It all sounds too good to be true, right? Well, she has been shedding all of her white hair, if that counts as a complaint. (I think it's just one more reason to love spring, because they get that shiny summer coat again!) I try to shed her outside when I can: she gets to graze if she's been in for a while (we've had on and off rain but lots of beautiful, sunny, warm days in between) and the birds love the hair for their nests! Because she's had a blanket on most of the winter, she hasn't developed a really shaggy winter coat, and people ask me if I clipped her, but once they see the clumps of hair coming off, they realize I probably didn't clip her. It makes for a good grooming, and it cracks me up how she licks her lips the entire time. There, that's my complaint.

Saturday, March 6, 2010

Lesson and Other Things...

I've been out, but now I'm back in! Lately it's been school, and if not school then homework or riding. Some days it seems like the stable is like a reward for going to school and not the stable! But I wouldn't do that, because I've got this darned old thing called veterinary aspirations I need to maintain! Gee whiz!

I do ride consistently though, almost every day of the week. Greta has been doing very well, and as you can see from the video (if you can see it that well LOL) she is looking GORGEOUS! And, and out canter has improved! We also gave a short bout of sitting the trot on the long side of the arena a go on Thursday, and she really rounded up and I felt that "scoop" seat that my instructor was describing to us when we sit the trot and canter, and the walk too. Instead of bobbing up and down, you gotta go with that circular motion the horse makes, which feels almost like a "scooping" action, so that's where "scoop" came from. But that was, like, once in the lesson. It was still pretty cool. We also did a canter practice, and that went well. Her canter has definitely improved. It's far more collected, and she's starting to get on the bit here and there. It's hard to tell in the video, as she looked really good just when we were going behind the two other riders (I like a having a group of three now btw!)

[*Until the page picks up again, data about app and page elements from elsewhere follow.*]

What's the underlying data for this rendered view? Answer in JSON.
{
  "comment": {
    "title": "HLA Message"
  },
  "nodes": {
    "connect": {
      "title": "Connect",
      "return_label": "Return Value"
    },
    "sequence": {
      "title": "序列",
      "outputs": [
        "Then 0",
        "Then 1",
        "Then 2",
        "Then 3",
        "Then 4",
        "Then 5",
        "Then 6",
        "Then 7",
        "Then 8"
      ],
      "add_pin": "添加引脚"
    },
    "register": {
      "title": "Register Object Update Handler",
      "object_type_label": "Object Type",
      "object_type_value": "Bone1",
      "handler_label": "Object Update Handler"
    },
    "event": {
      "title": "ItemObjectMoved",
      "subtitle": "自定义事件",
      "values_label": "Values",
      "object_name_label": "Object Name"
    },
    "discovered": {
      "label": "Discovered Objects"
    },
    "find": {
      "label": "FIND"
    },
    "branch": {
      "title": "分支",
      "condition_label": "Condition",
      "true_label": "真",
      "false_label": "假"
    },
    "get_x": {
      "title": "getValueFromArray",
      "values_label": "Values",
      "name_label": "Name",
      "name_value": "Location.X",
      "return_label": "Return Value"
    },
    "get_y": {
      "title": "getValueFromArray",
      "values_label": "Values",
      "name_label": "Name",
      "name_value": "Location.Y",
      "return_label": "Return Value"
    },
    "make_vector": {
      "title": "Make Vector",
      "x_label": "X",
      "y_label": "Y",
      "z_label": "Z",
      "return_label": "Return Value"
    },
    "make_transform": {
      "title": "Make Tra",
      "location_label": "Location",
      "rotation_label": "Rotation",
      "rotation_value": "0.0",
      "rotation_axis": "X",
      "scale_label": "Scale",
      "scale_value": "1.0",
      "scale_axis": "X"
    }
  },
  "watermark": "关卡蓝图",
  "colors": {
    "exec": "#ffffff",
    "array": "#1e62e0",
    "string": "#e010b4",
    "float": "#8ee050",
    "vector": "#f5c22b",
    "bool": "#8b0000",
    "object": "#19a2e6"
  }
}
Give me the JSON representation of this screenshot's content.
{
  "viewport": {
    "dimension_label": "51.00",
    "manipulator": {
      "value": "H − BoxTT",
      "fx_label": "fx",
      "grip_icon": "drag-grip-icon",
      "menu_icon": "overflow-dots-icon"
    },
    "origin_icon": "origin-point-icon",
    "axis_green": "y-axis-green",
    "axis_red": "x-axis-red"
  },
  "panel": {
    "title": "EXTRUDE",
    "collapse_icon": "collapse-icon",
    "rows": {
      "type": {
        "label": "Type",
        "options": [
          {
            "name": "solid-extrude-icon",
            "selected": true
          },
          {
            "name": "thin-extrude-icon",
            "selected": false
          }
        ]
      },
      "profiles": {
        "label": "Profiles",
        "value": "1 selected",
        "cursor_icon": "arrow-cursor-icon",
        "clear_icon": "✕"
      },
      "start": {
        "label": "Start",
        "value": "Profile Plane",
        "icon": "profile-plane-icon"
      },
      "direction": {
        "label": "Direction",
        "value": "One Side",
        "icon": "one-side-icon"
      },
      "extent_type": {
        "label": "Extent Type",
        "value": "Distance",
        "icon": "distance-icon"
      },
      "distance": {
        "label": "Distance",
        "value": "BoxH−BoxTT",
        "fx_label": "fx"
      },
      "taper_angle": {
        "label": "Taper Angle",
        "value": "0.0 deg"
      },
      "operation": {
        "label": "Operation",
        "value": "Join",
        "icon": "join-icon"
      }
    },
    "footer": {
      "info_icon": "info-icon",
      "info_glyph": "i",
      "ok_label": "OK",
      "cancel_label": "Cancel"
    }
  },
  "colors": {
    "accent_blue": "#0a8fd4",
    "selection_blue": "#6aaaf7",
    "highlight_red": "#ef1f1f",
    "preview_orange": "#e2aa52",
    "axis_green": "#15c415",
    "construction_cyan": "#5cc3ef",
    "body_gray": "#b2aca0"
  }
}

Greta, as usual, is super sweet, and since we've been doing the yielding the haunches exercises, she has been very focused on the ground and under saddle, and she seems to be a lot sweeter now that she seems to realize she doesn't have to worry about everything. Cute girl.

I will be getting up at 4:30 tomorrow morning to scribe dressage for an eventing show two hours away that several of my instructors students will be riding in. One is up to training now! Go her! I'm excited!